Assignment
All that is needed is every record, duplicated exactly.

__________________________________________________

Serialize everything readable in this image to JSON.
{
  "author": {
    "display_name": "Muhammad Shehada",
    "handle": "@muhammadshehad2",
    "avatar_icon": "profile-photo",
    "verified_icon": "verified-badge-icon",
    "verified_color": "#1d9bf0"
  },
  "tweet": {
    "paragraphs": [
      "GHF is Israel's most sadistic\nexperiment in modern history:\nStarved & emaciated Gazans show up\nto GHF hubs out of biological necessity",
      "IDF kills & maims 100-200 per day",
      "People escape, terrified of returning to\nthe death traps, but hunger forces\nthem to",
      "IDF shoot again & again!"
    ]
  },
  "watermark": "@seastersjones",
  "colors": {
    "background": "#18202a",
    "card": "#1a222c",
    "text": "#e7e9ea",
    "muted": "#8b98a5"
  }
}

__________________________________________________

Task answer
Serialize everything readable in this image to JSON.
{
  "author": {
    "display_name": "Muhammad Shehada",
    "handle": "@muhammadshehad2",
    "avatar_icon": "profile-photo",
    "verified_icon": "verified-badge-icon",
    "verified_color": "#1d9bf0"
  },
  "tweet": {
    "paragraphs": [
      "GHF is Israel's most sadistic\nexperiment in modern history:\nStarved & emaciated Gazans show up\nto GHF hubs out of biological necessity",
      "IDF kills & maims 100-200 per day",
      "People escape, terrified of returning to\nthe death traps, but hunger forces\nthem to",
      "IDF shoot again & again!"
    ]
  },
  "watermark": "@seastersjones",
  "colors": {
    "background": "#18202a",
    "card": "#1a222c",
    "text": "#e7e9ea",
    "muted": "#8b98a5"
  }
}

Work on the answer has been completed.